The heat that can be felt and measured by a thermometer.
That heat which effects a change in a body that is detectable by the senses; i.e. it causes the temperature of the body to change. Measured by the product of the specific heat capacity, the mass of the body and the change of temperature.
That heat which, when added to or taken away from a substance, causes a rise or fall in temperature.
The heat that can be measured with a thermometer. Heat energy that changes the temperature of a substance without changing its state.
Heat that causes a change in the level of a thermometer (dry bulb).
Heat added or subtracted that causes a change in temperature.
Heat energy that causes a rise or fall in the temperature of a gas, liquid or solid when added or removed from that material. Sensible heat changes the temperature by changing the speed at which the molecules move.
the heat which affects the temperature of a substance. e.g. there is no moisture change, such as heat from machines, lights or the sun etc.
Heat, that when added or removed, causes a change in temperature but not in state.
the heat absorbed or transmitted when the temperature of a substance changes but the substance does not change state
heat that when added to of removed from a substance causes a change of temperature and not a change of state.
Heat that causes a change in the temperature of a material when absorbed or given off, that is not involved in a change of state of the material.
The heat that can be felt or sensed. The energy input which causes an increase or decrease in temperature (converse of latent heat of vaporization or fusion).
Heat, which causes a change in temperature of a substance.
Heat that can be measured by a thermometer; the heat which can raise the temperature of a substance, as opposed to latent heat.
The heat absorbed or released when a substance undergoes a change in temperature.
Subject: The Earth Heat (energy) input or output that results in a change in temperature of a substance.[ Pics List
A somewhat archaic term that is typically the outcome of heating a surface without evaporating water from it. Sensible heat per unit mass can be roughly identified with specific enthalpy of unsaturated air, that is, approximately pd, where pd is the specific heat of dry air at constant pressure and is temperature. Sensible heat is often compared with latent heat, which is the difference between the enthalpy of water vapor and that of liquid water.
same as enthalpy; the heat absorbed or transmitted by a substance during a change of temperature which is not accompanied by a change of state; used in meteorology in contrast to latent heat.
Any portion of heat that effects a change in a substanceâ€(tm)s temperature but does not alter that substanceâ€(tm)s state.
Sensible heat is heat energy that is transported by a body that has a temperature higher than its surroundings via conduction, convection, or both.
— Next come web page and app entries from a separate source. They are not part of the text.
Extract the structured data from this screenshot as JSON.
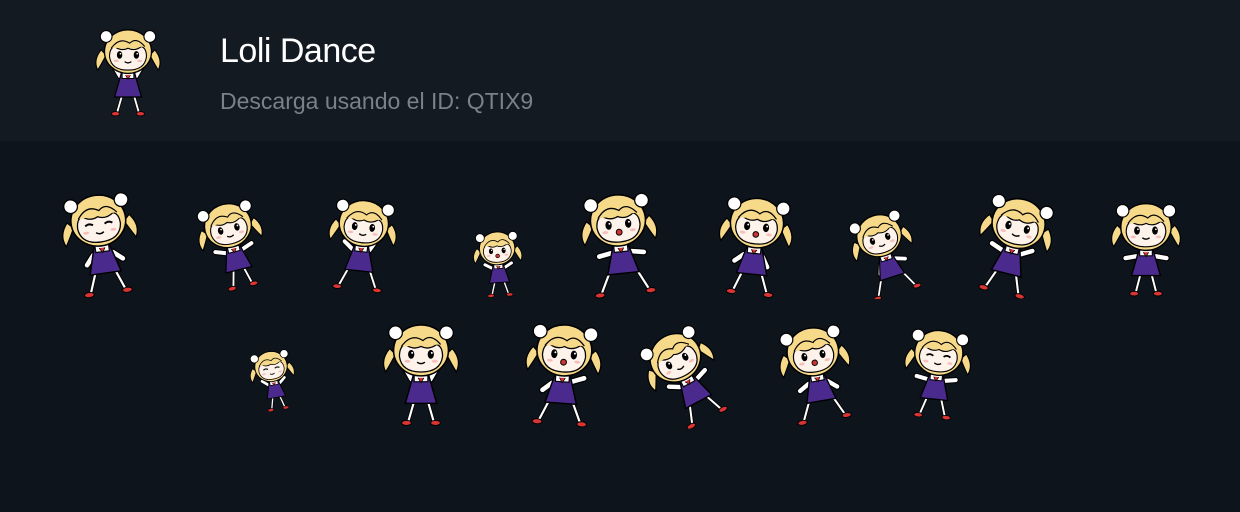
{
  "pack": {
    "title": "Loli Dance",
    "subtitle": "Descarga usando el ID: QTIX9",
    "icon": "chibi-dancer-icon"
  },
  "colors": {
    "background": "#0e141b",
    "header": "#131a22",
    "hair": "#f7d98a",
    "dress": "#4a2a8c",
    "shoes": "#d83434"
  },
  "stickers": [
    {
      "id": 1,
      "pose": "eyes-closed-lean"
    },
    {
      "id": 2,
      "pose": "profile-turn"
    },
    {
      "id": 3,
      "pose": "kick-left"
    },
    {
      "id": 4,
      "pose": "small-hop"
    },
    {
      "id": 5,
      "pose": "wide-step"
    },
    {
      "id": 6,
      "pose": "point-mouth"
    },
    {
      "id": 7,
      "pose": "lunge"
    },
    {
      "id": 8,
      "pose": "head-tilt"
    },
    {
      "id": 9,
      "pose": "twin-tails"
    },
    {
      "id": 10,
      "pose": "tiny-twirl"
    },
    {
      "id": 11,
      "pose": "heart-hands"
    },
    {
      "id": 12,
      "pose": "cheer-arms"
    },
    {
      "id": 13,
      "pose": "bow-forward"
    },
    {
      "id": 14,
      "pose": "side-lean"
    },
    {
      "id": 15,
      "pose": "sleepy-sway"
    }
  ]
}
Sensible heat is the product of the body's mass, its specific heat capacity and its temperature above (an inferred) reference temperature.